AIM OF THE EXERCISE.
Copy out each entry below verbatim, skipping the images.

GIVEN RECORDS.
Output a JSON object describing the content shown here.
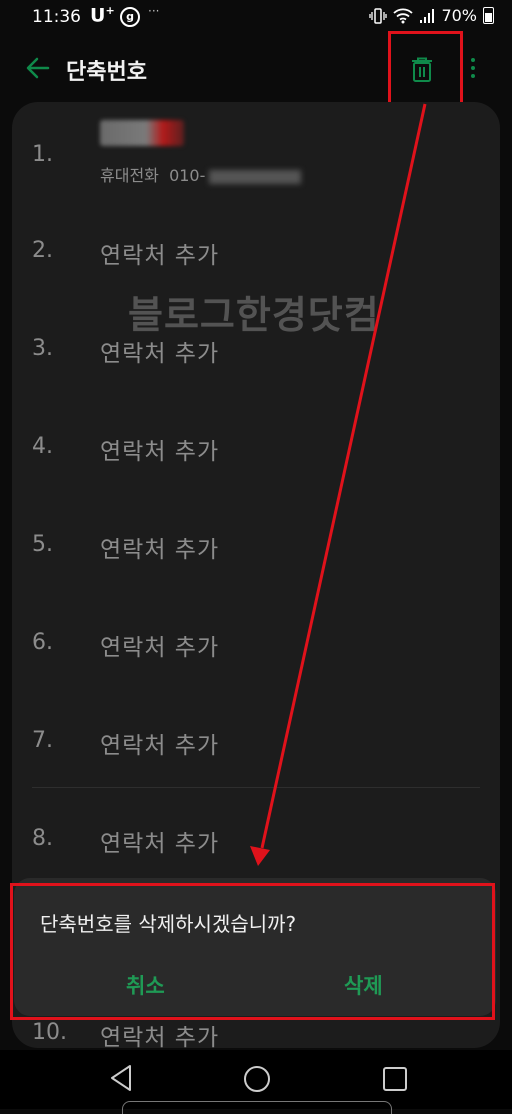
{
  "status_bar": {
    "time": "11:36",
    "carrier": "U",
    "carrier_plus": "+",
    "carrier_badge": "g",
    "dots": "···",
    "battery": "70%"
  },
  "app_bar": {
    "title": "단축번호"
  },
  "list": [
    {
      "number": "1.",
      "contact_type": "휴대전화",
      "phone_prefix": "010-"
    },
    {
      "number": "2.",
      "label": "연락처 추가"
    },
    {
      "number": "3.",
      "label": "연락처 추가"
    },
    {
      "number": "4.",
      "label": "연락처 추가"
    },
    {
      "number": "5.",
      "label": "연락처 추가"
    },
    {
      "number": "6.",
      "label": "연락처 추가"
    },
    {
      "number": "7.",
      "label": "연락처 추가"
    },
    {
      "number": "8.",
      "label": "연락처 추가"
    },
    {
      "number": "10.",
      "label": "연락처 추가"
    }
  ],
  "watermark": "블로그한경닷컴",
  "dialog": {
    "message": "단축번호를 삭제하시겠습니까?",
    "cancel_label": "취소",
    "delete_label": "삭제"
  },
  "colors": {
    "accent": "#1f9a55",
    "highlight": "#e0121b",
    "background": "#0b0b0b",
    "card": "#1c1c1c"
  },
  "icons": [
    "back-arrow-icon",
    "trash-icon",
    "more-vert-icon",
    "nav-back-icon",
    "nav-home-icon",
    "nav-recent-icon"
  ]
}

RESULT OF THIS EXERCISE.
Output a JSON object describing the content shown here.
{
  "status_bar": {
    "time": "11:36",
    "carrier": "U",
    "carrier_plus": "+",
    "carrier_badge": "g",
    "dots": "···",
    "battery": "70%"
  },
  "app_bar": {
    "title": "단축번호"
  },
  "list": [
    {
      "number": "1.",
      "contact_type": "휴대전화",
      "phone_prefix": "010-"
    },
    {
      "number": "2.",
      "label": "연락처 추가"
    },
    {
      "number": "3.",
      "label": "연락처 추가"
    },
    {
      "number": "4.",
      "label": "연락처 추가"
    },
    {
      "number": "5.",
      "label": "연락처 추가"
    },
    {
      "number": "6.",
      "label": "연락처 추가"
    },
    {
      "number": "7.",
      "label": "연락처 추가"
    },
    {
      "number": "8.",
      "label": "연락처 추가"
    },
    {
      "number": "10.",
      "label": "연락처 추가"
    }
  ],
  "watermark": "블로그한경닷컴",
  "dialog": {
    "message": "단축번호를 삭제하시겠습니까?",
    "cancel_label": "취소",
    "delete_label": "삭제"
  },
  "colors": {
    "accent": "#1f9a55",
    "highlight": "#e0121b",
    "background": "#0b0b0b",
    "card": "#1c1c1c"
  },
  "icons": [
    "back-arrow-icon",
    "trash-icon",
    "more-vert-icon",
    "nav-back-icon",
    "nav-home-icon",
    "nav-recent-icon"
  ]
}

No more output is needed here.